> _EXERCISE REQUIREMENTS_:
What is needed is an exact copy of all the records, written out in full.

App and web page records:
=====
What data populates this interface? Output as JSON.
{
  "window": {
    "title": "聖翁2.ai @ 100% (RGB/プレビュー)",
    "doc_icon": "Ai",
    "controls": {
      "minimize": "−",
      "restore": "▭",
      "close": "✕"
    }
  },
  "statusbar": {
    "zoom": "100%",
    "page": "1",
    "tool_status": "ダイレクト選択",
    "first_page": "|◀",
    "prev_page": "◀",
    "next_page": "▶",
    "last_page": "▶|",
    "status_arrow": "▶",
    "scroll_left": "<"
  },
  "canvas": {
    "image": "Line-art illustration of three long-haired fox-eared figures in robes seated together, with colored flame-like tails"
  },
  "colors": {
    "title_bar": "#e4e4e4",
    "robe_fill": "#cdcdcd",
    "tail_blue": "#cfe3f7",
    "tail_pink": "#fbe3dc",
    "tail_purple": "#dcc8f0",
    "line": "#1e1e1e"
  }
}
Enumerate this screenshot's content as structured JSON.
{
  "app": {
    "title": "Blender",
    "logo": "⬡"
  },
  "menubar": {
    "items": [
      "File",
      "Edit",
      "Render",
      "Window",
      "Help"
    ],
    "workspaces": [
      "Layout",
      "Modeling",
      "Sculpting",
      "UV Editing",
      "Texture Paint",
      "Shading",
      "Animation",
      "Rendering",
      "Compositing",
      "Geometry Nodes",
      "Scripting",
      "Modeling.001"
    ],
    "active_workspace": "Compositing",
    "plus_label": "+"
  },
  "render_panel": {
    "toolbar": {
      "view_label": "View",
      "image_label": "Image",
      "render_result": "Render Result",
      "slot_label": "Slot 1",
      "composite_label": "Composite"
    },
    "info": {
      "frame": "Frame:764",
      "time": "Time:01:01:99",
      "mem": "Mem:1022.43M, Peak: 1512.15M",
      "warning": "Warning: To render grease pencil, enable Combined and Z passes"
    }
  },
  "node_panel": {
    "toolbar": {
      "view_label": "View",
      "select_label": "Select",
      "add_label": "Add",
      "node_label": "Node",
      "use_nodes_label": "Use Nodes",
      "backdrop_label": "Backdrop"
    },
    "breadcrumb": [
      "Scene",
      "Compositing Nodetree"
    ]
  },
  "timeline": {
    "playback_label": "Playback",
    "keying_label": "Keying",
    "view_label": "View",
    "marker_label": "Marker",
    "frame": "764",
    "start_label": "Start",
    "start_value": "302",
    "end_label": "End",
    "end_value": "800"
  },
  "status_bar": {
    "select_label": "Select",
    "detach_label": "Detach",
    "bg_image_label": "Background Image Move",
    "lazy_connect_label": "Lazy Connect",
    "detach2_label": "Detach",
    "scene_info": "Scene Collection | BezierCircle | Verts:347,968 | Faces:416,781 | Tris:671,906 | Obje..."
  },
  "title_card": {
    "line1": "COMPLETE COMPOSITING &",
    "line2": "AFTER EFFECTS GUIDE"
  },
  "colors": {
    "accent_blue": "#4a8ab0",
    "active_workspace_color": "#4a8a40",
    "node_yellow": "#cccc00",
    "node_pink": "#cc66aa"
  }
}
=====
> _WRITTEN ANSWER_:
What data populates this interface? Output as JSON.
{
  "window": {
    "title": "聖翁2.ai @ 100% (RGB/プレビュー)",
    "doc_icon": "Ai",
    "controls": {
      "minimize": "−",
      "restore": "▭",
      "close": "✕"
    }
  },
  "statusbar": {
    "zoom": "100%",
    "page": "1",
    "tool_status": "ダイレクト選択",
    "first_page": "|◀",
    "prev_page": "◀",
    "next_page": "▶",
    "last_page": "▶|",
    "status_arrow": "▶",
    "scroll_left": "<"
  },
  "canvas": {
    "image": "Line-art illustration of three long-haired fox-eared figures in robes seated together, with colored flame-like tails"
  },
  "colors": {
    "title_bar": "#e4e4e4",
    "robe_fill": "#cdcdcd",
    "tail_blue": "#cfe3f7",
    "tail_pink": "#fbe3dc",
    "tail_purple": "#dcc8f0",
    "line": "#1e1e1e"
  }
}
Enumerate this screenshot's content as structured JSON.
{
  "app": {
    "title": "Blender",
    "logo": "⬡"
  },
  "menubar": {
    "items": [
      "File",
      "Edit",
      "Render",
      "Window",
      "Help"
    ],
    "workspaces": [
      "Layout",
      "Modeling",
      "Sculpting",
      "UV Editing",
      "Texture Paint",
      "Shading",
      "Animation",
      "Rendering",
      "Compositing",
      "Geometry Nodes",
      "Scripting",
      "Modeling.001"
    ],
    "active_workspace": "Compositing",
    "plus_label": "+"
  },
  "render_panel": {
    "toolbar": {
      "view_label": "View",
      "image_label": "Image",
      "render_result": "Render Result",
      "slot_label": "Slot 1",
      "composite_label": "Composite"
    },
    "info": {
      "frame": "Frame:764",
      "time": "Time:01:01:99",
      "mem": "Mem:1022.43M, Peak: 1512.15M",
      "warning": "Warning: To render grease pencil, enable Combined and Z passes"
    }
  },
  "node_panel": {
    "toolbar": {
      "view_label": "View",
      "select_label": "Select",
      "add_label": "Add",
      "node_label": "Node",
      "use_nodes_label": "Use Nodes",
      "backdrop_label": "Backdrop"
    },
    "breadcrumb": [
      "Scene",
      "Compositing Nodetree"
    ]
  },
  "timeline": {
    "playback_label": "Playback",
    "keying_label": "Keying",
    "view_label": "View",
    "marker_label": "Marker",
    "frame": "764",
    "start_label": "Start",
    "start_value": "302",
    "end_label": "End",
    "end_value": "800"
  },
  "status_bar": {
    "select_label": "Select",
    "detach_label": "Detach",
    "bg_image_label": "Background Image Move",
    "lazy_connect_label": "Lazy Connect",
    "detach2_label": "Detach",
    "scene_info": "Scene Collection | BezierCircle | Verts:347,968 | Faces:416,781 | Tris:671,906 | Obje..."
  },
  "title_card": {
    "line1": "COMPLETE COMPOSITING &",
    "line2": "AFTER EFFECTS GUIDE"
  },
  "colors": {
    "accent_blue": "#4a8ab0",
    "active_workspace_color": "#4a8a40",
    "node_yellow": "#cccc00",
    "node_pink": "#cc66aa"
  }
}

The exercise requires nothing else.